DATA PROVIDED:
*** Block opens ***

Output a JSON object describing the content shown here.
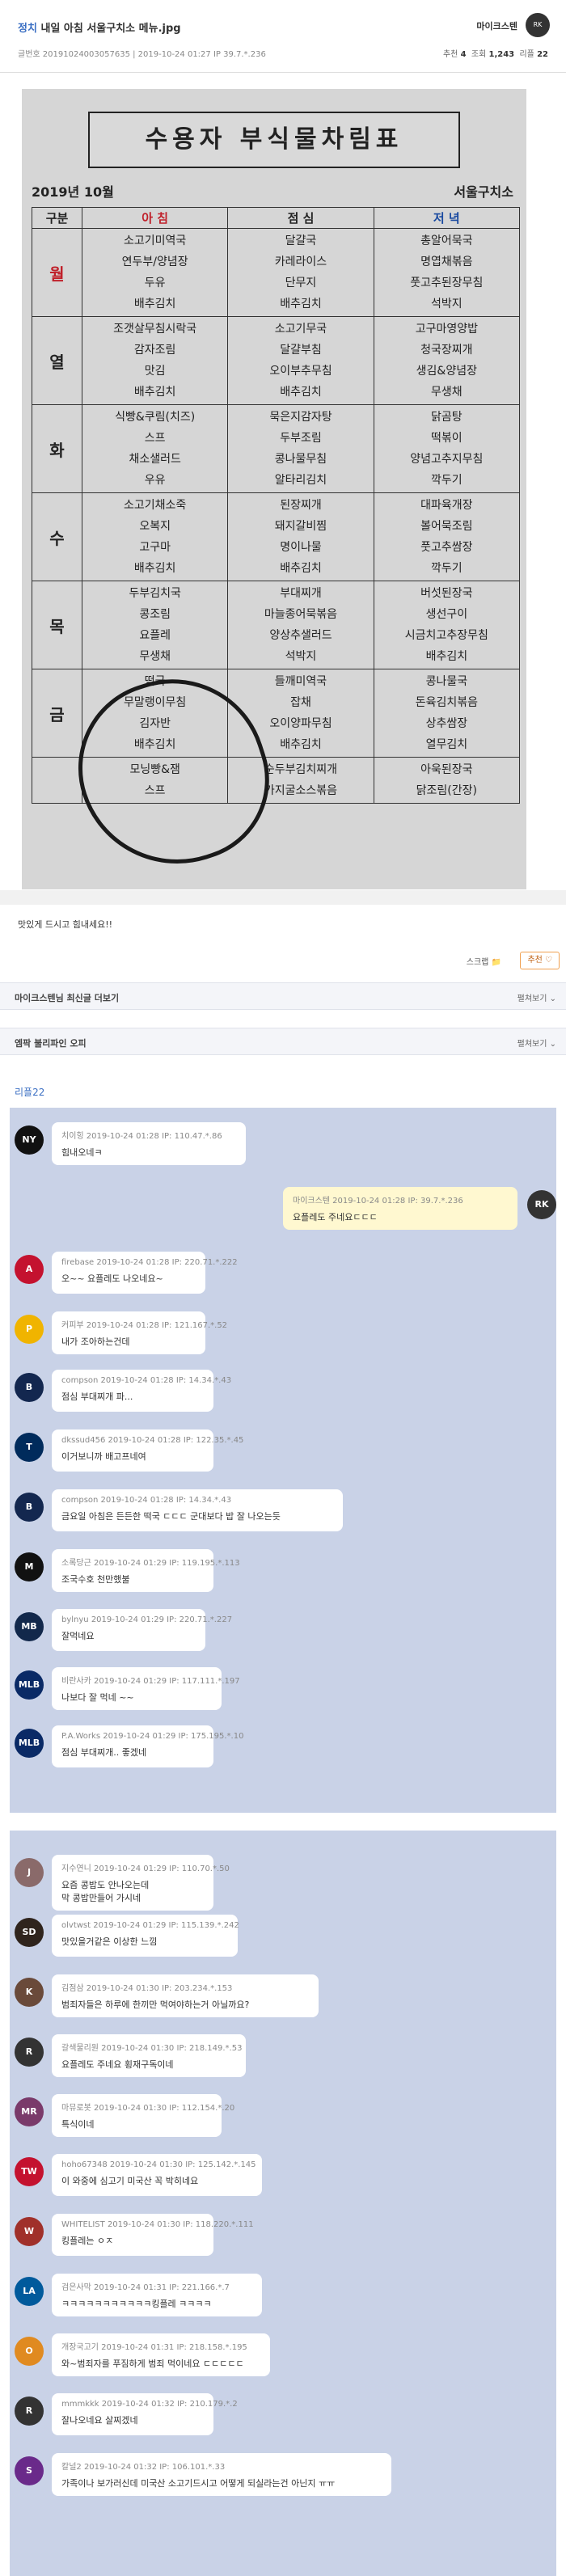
{
  "post": {
    "category": "정치",
    "title": "내일 아침 서울구치소 메뉴.jpg",
    "meta": "글번호 20191024003057635 | 2019-10-24 01:27     IP 39.7.*.236",
    "author": "마이크스텐",
    "recommend_label": "추천",
    "recommend": "4",
    "views_label": "조회",
    "views": "1,243",
    "replies_label": "리플",
    "replies": "22",
    "body_text": "맛있게 드시고 힘내세요!!",
    "scrap_label": "스크랩 📁",
    "recommend_button": "추천 ♡",
    "author_more": "마이크스텐님 최신글 더보기",
    "gallery": "엠팍 불리파인 오피",
    "view_all": "펼쳐보기 ⌄",
    "reply_count_label": "리플22"
  },
  "menu_image": {
    "title": "수용자 부식물차림표",
    "year_month": "2019년 10월",
    "facility": "서울구치소",
    "columns": [
      "구분",
      "아 침",
      "점 심",
      "저 녁"
    ],
    "rows": [
      {
        "day": "월",
        "breakfast": [
          "소고기미역국",
          "연두부/양념장",
          "두유",
          "배추김치"
        ],
        "lunch": [
          "달걀국",
          "카레라이스",
          "단무지",
          "배추김치"
        ],
        "dinner": [
          "총알어묵국",
          "명엽채볶음",
          "풋고추된장무침",
          "석박지"
        ]
      },
      {
        "day": "열",
        "breakfast": [
          "조갯살무침시락국",
          "감자조림",
          "맛김",
          "배추김치"
        ],
        "lunch": [
          "소고기무국",
          "달걀부침",
          "오이부추무침",
          "배추김치"
        ],
        "dinner": [
          "고구마영양밥",
          "청국장찌개",
          "생김&양념장",
          "무생채"
        ]
      },
      {
        "day": "화",
        "breakfast": [
          "식빵&쿠림(치즈)",
          "스프",
          "채소샐러드",
          "우유"
        ],
        "lunch": [
          "묵은지감자탕",
          "두부조림",
          "콩나물무침",
          "알타리김치"
        ],
        "dinner": [
          "닭곰탕",
          "떡볶이",
          "양념고추지무침",
          "깍두기"
        ]
      },
      {
        "day": "수",
        "breakfast": [
          "소고기채소죽",
          "오복지",
          "고구마",
          "배추김치"
        ],
        "lunch": [
          "된장찌개",
          "돼지갈비찜",
          "명이나물",
          "배추김치"
        ],
        "dinner": [
          "대파육개장",
          "볼어묵조림",
          "풋고추쌈장",
          "깍두기"
        ]
      },
      {
        "day": "목",
        "breakfast": [
          "두부김치국",
          "콩조림",
          "요플레",
          "무생채"
        ],
        "lunch": [
          "부대찌개",
          "마늘종어묵볶음",
          "양상추샐러드",
          "석박지"
        ],
        "dinner": [
          "버섯된장국",
          "생선구이",
          "시금치고추장무침",
          "배추김치"
        ]
      },
      {
        "day": "금",
        "breakfast": [
          "떡국",
          "무말랭이무침",
          "김자반",
          "배추김치"
        ],
        "lunch": [
          "들깨미역국",
          "잡채",
          "오이양파무침",
          "배추김치"
        ],
        "dinner": [
          "콩나물국",
          "돈육김치볶음",
          "상추쌈장",
          "열무김치"
        ]
      },
      {
        "day": "",
        "breakfast": [
          "모닝빵&잼",
          "스프"
        ],
        "lunch": [
          "순두부김치찌개",
          "가지굴소스볶음"
        ],
        "dinner": [
          "아욱된장국",
          "닭조림(간장)"
        ]
      }
    ]
  },
  "comments": [
    {
      "user": "치이힝",
      "meta": "2019-10-24 01:28  IP: 110.47.*.86",
      "text": "힘내오네ㅋ",
      "avatar": "NY",
      "color": "#111111"
    },
    {
      "user": "마이크스텐",
      "meta": "2019-10-24 01:28  IP: 39.7.*.236",
      "text": "요플레도 주네요ㄷㄷㄷ",
      "avatar": "RK",
      "color": "#333333",
      "mine": true
    },
    {
      "user": "firebase",
      "meta": "2019-10-24 01:28  IP: 220.71.*.222",
      "text": "오~~ 요플레도 나오네요~",
      "avatar": "A",
      "color": "#c4122f"
    },
    {
      "user": "커피부",
      "meta": "2019-10-24 01:28  IP: 121.167.*.52",
      "text": "내가 조아하는건데",
      "avatar": "P",
      "color": "#f0b400"
    },
    {
      "user": "compson",
      "meta": "2019-10-24 01:28  IP: 14.34.*.43",
      "text": "점심 부대찌개 파...",
      "avatar": "B",
      "color": "#13274f"
    },
    {
      "user": "dkssud456",
      "meta": "2019-10-24 01:28  IP: 122.35.*.45",
      "text": "이거보니까 배고프네여",
      "avatar": "T",
      "color": "#002b5c"
    },
    {
      "user": "compson",
      "meta": "2019-10-24 01:28  IP: 14.34.*.43",
      "text": "금요일 아침은 든든한 떡국 ㄷㄷㄷ 군대보다 밥 잘 나오는듯",
      "avatar": "B",
      "color": "#13274f"
    },
    {
      "user": "소록당근",
      "meta": "2019-10-24 01:29  IP: 119.195.*.113",
      "text": "조국수호 천만했불",
      "avatar": "M",
      "color": "#111111"
    },
    {
      "user": "bylnyu",
      "meta": "2019-10-24 01:29  IP: 220.71.*.227",
      "text": "잘먹네요",
      "avatar": "MB",
      "color": "#12284b"
    },
    {
      "user": "비란사카",
      "meta": "2019-10-24 01:29  IP: 117.111.*.197",
      "text": "나보다 잘 먹네 ~~",
      "avatar": "MLB",
      "color": "#0a2a66"
    },
    {
      "user": "P.A.Works",
      "meta": "2019-10-24 01:29  IP: 175.195.*.10",
      "text": "점심 부대찌개.. 좋겠네",
      "avatar": "MLB",
      "color": "#0a2a66"
    },
    {
      "user": "지수연니",
      "meta": "2019-10-24 01:29  IP: 110.70.*.50",
      "text": "요즘 콩밥도 안나오는데\n막 콩밥만들어 가시네",
      "avatar": "J",
      "color": "#8a6a6a"
    },
    {
      "user": "olvtwst",
      "meta": "2019-10-24 01:29  IP: 115.139.*.242",
      "text": "맛있을거같은 이상한 느낌",
      "avatar": "SD",
      "color": "#2f241d"
    },
    {
      "user": "김점삼",
      "meta": "2019-10-24 01:30  IP: 203.234.*.153",
      "text": "범죄자들은 하루에 한끼만 먹여야하는거 아닐까요?",
      "avatar": "K",
      "color": "#6a4a3a"
    },
    {
      "user": "갈색물리원",
      "meta": "2019-10-24 01:30  IP: 218.149.*.53",
      "text": "요플레도 주네요 횡재구독이네",
      "avatar": "R",
      "color": "#333333"
    },
    {
      "user": "마뮤로봇",
      "meta": "2019-10-24 01:30  IP: 112.154.*.20",
      "text": "특식이네",
      "avatar": "MR",
      "color": "#7a3a6a"
    },
    {
      "user": "hoho67348",
      "meta": "2019-10-24 01:30  IP: 125.142.*.145",
      "text": "이 와중에 심고기 미국산 꼭 박히네요",
      "avatar": "TW",
      "color": "#c4122f"
    },
    {
      "user": "WHITELIST",
      "meta": "2019-10-24 01:30  IP: 118.220.*.111",
      "text": "킹플레는 ㅇㅈ",
      "avatar": "W",
      "color": "#a0302a"
    },
    {
      "user": "검은사막",
      "meta": "2019-10-24 01:31  IP: 221.166.*.7",
      "text": "ㅋㅋㅋㅋㅋㅋㅋㅋㅋㅋㅋ킹플레 ㅋㅋㅋㅋ",
      "avatar": "LA",
      "color": "#005a9c"
    },
    {
      "user": "개장국고기",
      "meta": "2019-10-24 01:31  IP: 218.158.*.195",
      "text": "와~범죄자를 푸짐하게 범죄 먹이네요 ㄷㄷㄷㄷㄷ",
      "avatar": "O",
      "color": "#e08a20"
    },
    {
      "user": "mmmkkk",
      "meta": "2019-10-24 01:32  IP: 210.179.*.2",
      "text": "잘나오네요 살찌겠네",
      "avatar": "R",
      "color": "#333333"
    },
    {
      "user": "칼널2",
      "meta": "2019-10-24 01:32  IP: 106.101.*.33",
      "text": "가족이나 보가러신데 미국산 소고기드시고 어떻게 되실라는건 아닌지 ㅠㅠ",
      "avatar": "S",
      "color": "#6a2a8a"
    }
  ]
}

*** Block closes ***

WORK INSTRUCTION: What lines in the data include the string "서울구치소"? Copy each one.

TASK OUTPUT:
    "title": "내일 아침 서울구치소 메뉴.jpg",
    "facility": "서울구치소",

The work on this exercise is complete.